(Extracted data entries)
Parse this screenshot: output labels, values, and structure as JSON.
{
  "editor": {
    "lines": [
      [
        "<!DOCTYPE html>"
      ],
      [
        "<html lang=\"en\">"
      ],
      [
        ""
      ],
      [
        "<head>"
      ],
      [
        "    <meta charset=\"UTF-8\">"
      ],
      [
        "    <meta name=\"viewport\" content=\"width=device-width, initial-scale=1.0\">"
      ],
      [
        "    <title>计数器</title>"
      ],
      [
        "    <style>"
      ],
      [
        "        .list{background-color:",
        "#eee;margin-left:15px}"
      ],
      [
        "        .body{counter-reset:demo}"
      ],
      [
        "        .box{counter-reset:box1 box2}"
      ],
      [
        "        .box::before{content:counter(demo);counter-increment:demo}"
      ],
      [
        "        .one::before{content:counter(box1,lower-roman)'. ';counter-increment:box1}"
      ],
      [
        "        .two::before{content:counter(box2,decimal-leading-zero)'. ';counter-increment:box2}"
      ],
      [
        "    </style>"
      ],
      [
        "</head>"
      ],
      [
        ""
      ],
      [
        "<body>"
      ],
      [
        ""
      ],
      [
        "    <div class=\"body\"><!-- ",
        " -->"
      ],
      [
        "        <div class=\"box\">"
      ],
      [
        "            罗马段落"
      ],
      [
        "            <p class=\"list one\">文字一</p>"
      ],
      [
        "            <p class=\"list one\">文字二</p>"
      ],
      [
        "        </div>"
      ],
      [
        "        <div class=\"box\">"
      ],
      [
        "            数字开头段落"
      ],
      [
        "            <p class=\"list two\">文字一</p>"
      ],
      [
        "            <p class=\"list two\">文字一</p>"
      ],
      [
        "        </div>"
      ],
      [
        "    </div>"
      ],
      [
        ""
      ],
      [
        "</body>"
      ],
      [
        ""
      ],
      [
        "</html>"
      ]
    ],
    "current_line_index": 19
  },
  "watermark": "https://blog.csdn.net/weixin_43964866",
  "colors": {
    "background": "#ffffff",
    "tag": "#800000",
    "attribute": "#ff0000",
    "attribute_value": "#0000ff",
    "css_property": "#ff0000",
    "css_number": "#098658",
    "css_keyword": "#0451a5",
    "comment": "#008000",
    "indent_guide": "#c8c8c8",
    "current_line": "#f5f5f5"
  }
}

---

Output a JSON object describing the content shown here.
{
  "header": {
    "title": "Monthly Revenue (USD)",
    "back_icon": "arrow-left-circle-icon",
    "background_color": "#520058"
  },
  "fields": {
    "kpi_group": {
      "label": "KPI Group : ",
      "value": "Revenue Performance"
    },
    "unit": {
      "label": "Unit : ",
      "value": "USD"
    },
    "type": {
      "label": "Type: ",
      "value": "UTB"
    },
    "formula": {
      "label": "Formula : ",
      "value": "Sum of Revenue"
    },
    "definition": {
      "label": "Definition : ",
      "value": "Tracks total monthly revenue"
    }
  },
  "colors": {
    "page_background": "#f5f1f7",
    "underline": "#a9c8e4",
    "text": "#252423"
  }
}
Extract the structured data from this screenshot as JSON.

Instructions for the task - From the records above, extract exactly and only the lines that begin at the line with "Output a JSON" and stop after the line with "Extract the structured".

Your solution -
Output a JSON object describing the content shown here.
{
  "header": {
    "title": "Monthly Revenue (USD)",
    "back_icon": "arrow-left-circle-icon",
    "background_color": "#520058"
  },
  "fields": {
    "kpi_group": {
      "label": "KPI Group : ",
      "value": "Revenue Performance"
    },
    "unit": {
      "label": "Unit : ",
      "value": "USD"
    },
    "type": {
      "label": "Type: ",
      "value": "UTB"
    },
    "formula": {
      "label": "Formula : ",
      "value": "Sum of Revenue"
    },
    "definition": {
      "label": "Definition : ",
      "value": "Tracks total monthly revenue"
    }
  },
  "colors": {
    "page_background": "#f5f1f7",
    "underline": "#a9c8e4",
    "text": "#252423"
  }
}
Extract the structured data from this screenshot as JSON.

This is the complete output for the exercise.